By Guy De Launey
BBC News in Phnom Penh
People who live in Phnom Penh are used to the odd power cut, but the past few months have really tested their patience.
Generators are filling Phnom Penh's pavements
Two or three times a day an enormous groan can be heard on the streets of the city, as the electricity goes off once again.
It was not always this way. At the start of the decade Phnom Penh enjoyed a stable power supply for the first time in 30 years.
Over the past 12 months, however, candles and battery-powered lights have once again become essential items for home and business alike. The blackouts have lasted for up to four hours at a stretch.
For many businesses the power cuts have come at the worst possible time: the height of the tourist season. Just when there are scores of customers to be had, the shops and restaurants have been plunged into humid darkness.
Internet cafes are frequently unable to offer anything other than blank computer screens. Travel agents complain of missing out on sales because their booking systems are down. The fact that they are hot and sweaty as well just adds insult to injury.
The heart of the tourist district, the riverfront, has been plunged into darkness on a regular basis, making dining by candlelight a necessity rather than a choice.
With tourism the the country's second-biggest industry, this kind of poor impression is set to cause damage that goes far beyond individual businesses.
"It's a disaster," says Giorgio Arcasi from behind the bar in his riverfront restaurant, Pop Cafe.
"I can't buy ice cream any more, because after one day it melts. It's so bad for business. In April or May, if you don't have a generator you'll have to close."
It is both a blessing - and something of a surprise - that the blackouts have struck during the relatively cool months. Towards the middle of the year, temperatures soar above 40 degrees on a daily basis, and air conditioners place an even greater strain on the power supply.
Many people have decided that the situation is more likely to get worse than improve, and shops selling generators have been enjoying something of a boom.
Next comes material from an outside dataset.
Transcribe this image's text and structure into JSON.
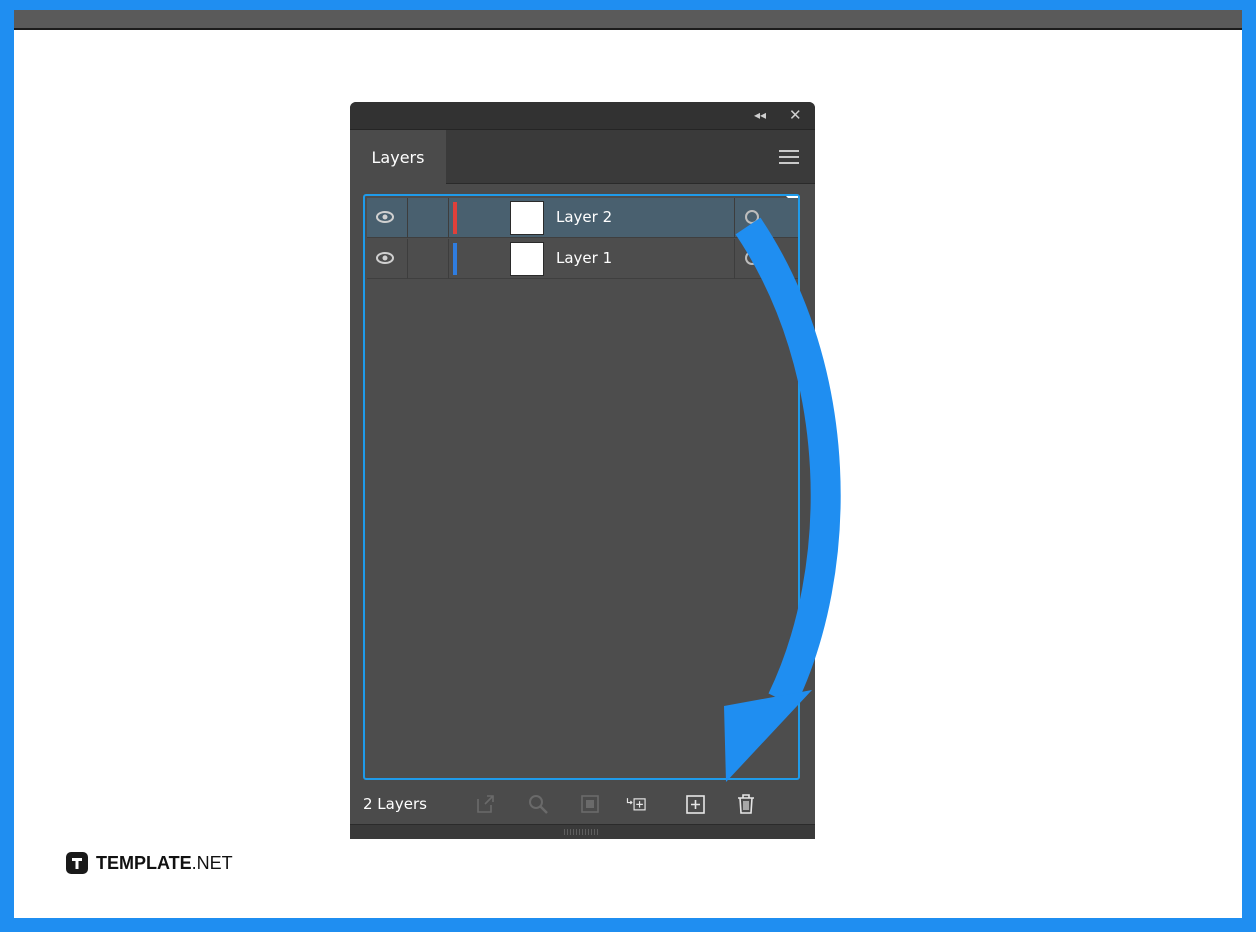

Machines of all shapes and sizes now add to the pavement clutter, and clatter away during the blackouts.
Electricite du Cambodge, the state-owned organisation responsible for power generation, has been unable to respond to the problems.
Its deputy director general, Yim Nolson, admits that there was no spare capacity in a system which should ideally have a 15% power reserve.
He believes that a rise in fuel prices has prompted businesses that usually rely on their own generators to switch to mains electricity, creating a demand the system could not meet.
This view evokes little sympathy from Cambodia's main industry, the garment sector. The country's power costs are among the highest in the region, dulling the competitive edge of factories fighting for orders against China and Vietnam.
Small businesses are feeling the strain as the tourists sweat
"Electricity costs represent 30% of our total expenses," one garment factory manager told BBC News.
"It eats all your profits, and we don't have any control. They can cut the electricity whenever they want. So you have to have a generator, and this adds a lot of costs."
Power problems have undoubtedly played a part in deterring would-be investors from coming in to Cambodia.
Both the cost and reliability of supplies compare unfavourably with neighbouring countries like Vietnam and Thailand - and the picture gets even worse outside Phnom Penh, with less than a fifth of the country as a whole has power.
Electricite du Cambodge admits that power station breakdowns have played a part in the electricity shortages. There have been accusations that poor maintenance and a lack of spare parts have made the situation worse.
A new power station is due to come on line by the middle of the year, but Yim Nolson thinks that any extra capacity will be absorbed within months.
It seems the groans, and the clattering emanating from the generators are set to continue.